    BRUCE SPRINGSTEEN (XLIII): Like this one! I guess The Boss did okay. I dunno. He was hamming it up for the cameras and everything. Maybe you got excited about hearing “Tenth Avenue Freeze-Out” for the eightieth time, but I dare say the man has had better performances.

    TOM PETTY (XLII): Everybody makes fun of the parade of geriatrics that the NFL brought out for this show during the 2000s, but there’s a reason the NFL did it: Because they knew exactly what they were getting. In the case of Petty, it was solid renditions of “American Girl” and “Free Fallin’.” Points deducted for not doing “You Got Lucky” or “Mary Jane’s Last Dance.”
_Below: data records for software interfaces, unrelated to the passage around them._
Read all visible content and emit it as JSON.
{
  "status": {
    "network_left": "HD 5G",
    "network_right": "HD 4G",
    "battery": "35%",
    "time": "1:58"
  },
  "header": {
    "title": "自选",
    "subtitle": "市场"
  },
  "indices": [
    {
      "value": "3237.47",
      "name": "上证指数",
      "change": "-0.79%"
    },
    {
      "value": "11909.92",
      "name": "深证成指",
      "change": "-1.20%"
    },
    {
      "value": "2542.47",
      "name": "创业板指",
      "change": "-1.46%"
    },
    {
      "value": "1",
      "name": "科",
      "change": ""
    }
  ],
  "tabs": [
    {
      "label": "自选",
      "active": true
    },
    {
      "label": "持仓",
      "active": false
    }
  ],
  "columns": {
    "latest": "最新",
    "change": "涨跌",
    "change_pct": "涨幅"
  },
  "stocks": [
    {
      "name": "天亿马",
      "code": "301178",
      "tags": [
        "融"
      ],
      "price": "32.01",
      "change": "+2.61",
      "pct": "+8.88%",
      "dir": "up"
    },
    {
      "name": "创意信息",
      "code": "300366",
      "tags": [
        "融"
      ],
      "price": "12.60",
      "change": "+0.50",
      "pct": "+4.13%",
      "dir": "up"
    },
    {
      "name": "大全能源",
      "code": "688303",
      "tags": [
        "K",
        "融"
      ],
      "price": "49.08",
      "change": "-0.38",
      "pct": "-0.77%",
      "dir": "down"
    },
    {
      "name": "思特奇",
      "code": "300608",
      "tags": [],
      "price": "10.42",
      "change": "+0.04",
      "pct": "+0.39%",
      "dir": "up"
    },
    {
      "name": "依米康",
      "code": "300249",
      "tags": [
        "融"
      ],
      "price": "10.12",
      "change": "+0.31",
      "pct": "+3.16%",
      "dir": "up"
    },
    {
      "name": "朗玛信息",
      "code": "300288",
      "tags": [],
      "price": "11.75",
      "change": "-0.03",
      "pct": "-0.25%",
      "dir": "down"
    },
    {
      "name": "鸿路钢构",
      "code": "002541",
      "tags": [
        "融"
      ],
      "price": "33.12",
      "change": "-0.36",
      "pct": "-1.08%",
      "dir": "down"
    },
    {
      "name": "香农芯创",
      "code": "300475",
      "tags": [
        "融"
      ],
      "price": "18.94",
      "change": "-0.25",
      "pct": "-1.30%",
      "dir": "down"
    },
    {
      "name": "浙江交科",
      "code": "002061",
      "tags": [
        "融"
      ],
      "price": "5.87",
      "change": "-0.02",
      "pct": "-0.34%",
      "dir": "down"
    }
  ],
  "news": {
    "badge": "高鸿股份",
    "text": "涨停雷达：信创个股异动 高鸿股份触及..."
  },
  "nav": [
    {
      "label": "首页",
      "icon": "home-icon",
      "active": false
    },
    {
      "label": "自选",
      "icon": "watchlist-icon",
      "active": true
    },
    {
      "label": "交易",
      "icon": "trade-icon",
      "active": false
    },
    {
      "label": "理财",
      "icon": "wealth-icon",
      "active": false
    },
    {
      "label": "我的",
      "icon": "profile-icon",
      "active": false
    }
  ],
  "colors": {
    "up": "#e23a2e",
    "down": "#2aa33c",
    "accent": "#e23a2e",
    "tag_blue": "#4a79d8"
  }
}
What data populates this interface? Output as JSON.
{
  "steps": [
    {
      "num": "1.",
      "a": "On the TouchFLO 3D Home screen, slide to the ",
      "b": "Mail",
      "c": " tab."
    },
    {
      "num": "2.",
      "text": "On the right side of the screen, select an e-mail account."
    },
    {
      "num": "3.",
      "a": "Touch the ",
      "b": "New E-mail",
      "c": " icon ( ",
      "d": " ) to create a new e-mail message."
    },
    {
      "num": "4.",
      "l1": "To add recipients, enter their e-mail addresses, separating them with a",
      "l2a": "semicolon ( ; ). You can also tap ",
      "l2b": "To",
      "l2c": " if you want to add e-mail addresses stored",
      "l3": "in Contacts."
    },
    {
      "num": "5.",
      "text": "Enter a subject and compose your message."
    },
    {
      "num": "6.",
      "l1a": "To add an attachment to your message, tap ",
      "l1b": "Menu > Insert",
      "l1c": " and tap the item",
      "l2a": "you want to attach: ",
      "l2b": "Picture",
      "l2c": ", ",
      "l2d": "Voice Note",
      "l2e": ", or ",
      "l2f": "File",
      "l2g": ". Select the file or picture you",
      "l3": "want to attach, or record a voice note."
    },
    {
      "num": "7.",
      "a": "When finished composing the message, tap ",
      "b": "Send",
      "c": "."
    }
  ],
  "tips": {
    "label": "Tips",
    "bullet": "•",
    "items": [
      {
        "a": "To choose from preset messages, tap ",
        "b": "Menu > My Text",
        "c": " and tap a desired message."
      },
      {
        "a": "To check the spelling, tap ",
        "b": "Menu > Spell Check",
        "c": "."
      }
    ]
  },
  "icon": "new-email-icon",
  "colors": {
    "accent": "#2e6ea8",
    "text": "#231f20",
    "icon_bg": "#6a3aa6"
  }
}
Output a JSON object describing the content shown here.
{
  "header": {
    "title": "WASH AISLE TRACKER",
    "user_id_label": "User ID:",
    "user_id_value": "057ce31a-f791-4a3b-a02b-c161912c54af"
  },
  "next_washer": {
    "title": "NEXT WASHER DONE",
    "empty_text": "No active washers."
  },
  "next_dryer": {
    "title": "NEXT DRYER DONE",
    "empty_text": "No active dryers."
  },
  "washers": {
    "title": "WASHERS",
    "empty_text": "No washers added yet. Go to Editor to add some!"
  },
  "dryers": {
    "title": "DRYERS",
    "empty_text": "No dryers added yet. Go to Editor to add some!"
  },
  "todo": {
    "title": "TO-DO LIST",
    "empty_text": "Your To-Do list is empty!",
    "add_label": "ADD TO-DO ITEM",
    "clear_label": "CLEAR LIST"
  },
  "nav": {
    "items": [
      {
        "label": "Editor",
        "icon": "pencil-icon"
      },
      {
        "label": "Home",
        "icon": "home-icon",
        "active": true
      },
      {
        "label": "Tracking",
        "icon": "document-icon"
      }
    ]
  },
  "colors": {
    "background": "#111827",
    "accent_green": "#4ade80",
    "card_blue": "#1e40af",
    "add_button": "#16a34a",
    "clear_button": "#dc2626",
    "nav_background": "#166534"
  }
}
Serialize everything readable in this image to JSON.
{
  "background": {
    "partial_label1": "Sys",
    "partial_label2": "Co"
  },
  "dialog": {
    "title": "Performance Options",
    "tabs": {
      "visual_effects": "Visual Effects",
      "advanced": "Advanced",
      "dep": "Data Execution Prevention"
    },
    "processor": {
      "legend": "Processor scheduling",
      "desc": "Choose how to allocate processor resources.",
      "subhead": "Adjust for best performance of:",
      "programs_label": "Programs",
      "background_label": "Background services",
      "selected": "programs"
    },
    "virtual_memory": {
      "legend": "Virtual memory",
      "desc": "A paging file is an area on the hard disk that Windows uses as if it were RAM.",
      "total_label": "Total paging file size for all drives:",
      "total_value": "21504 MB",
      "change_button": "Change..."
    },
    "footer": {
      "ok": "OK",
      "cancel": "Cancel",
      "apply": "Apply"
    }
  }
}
    PAUL MCCARTNEY (XXXIX): The fact that he didn’t play “Freedom” was really the gift of this show.


    UP WITH PEOPLE (XX, XVI, XIV, X): Are you aware that Up With People was the halftime act at FOUR Super Bowls? They’re the only halftime act with that many appearances. Not the Boss. Not U2. Up With People. That’s lunacy.

    BLACK EYED PEAS (XLV): I knew it was gonna be bad, really. It was only a matter of degrees of just how bad. When they summoned Slash up through the stage and Fergie started caterwauling “Sweet Child O’ Mine,” it was clear that the Peas were aiming to be as bad as possible and nothing less.

    ROLLING STONES/THE WHO (XL, XLIV): So, so old. Mick Jagger hasn’t been able to hit a high note in twenty years. Isn’t that awful when you to go a Stones show and Mick starts singing a full eight octaves below the original studio vocals? Such a letdown. And the worst part of these acts is when they bring the kids in to flood the field and wave lighters and stuff during the set. You kids aren’t fooling anyone. You ain’t that happy to be there.

    ZOMG! There’s Michael Jackson! And there he is again on the top shelf of the Rose Bowl! And there he is again in the end zone! IT’S MJ CLONES! And they all are singing against thin backing tracks!

    JANET AND JUSTIN (XXXVIII): Hey guys, thanks for the wardrobe malfunction! Now my only sources for racy content are basic cable, the internet, movies, and current network primetime programming, which is more sexually suggestive than ever. WAY TO HOLD ME BACK, JERKS.

    INDIANA JONES AND THE TEMPLE OF THE FORBIDDEN EYE (XXIX): This actually happened. Another warning of what George Lucas would soon wreak.

    THE BLUES BROTHERS (XXXI): If there ain’t Belushi, it ain’t the Blues Brothers. Let us never speak of it again.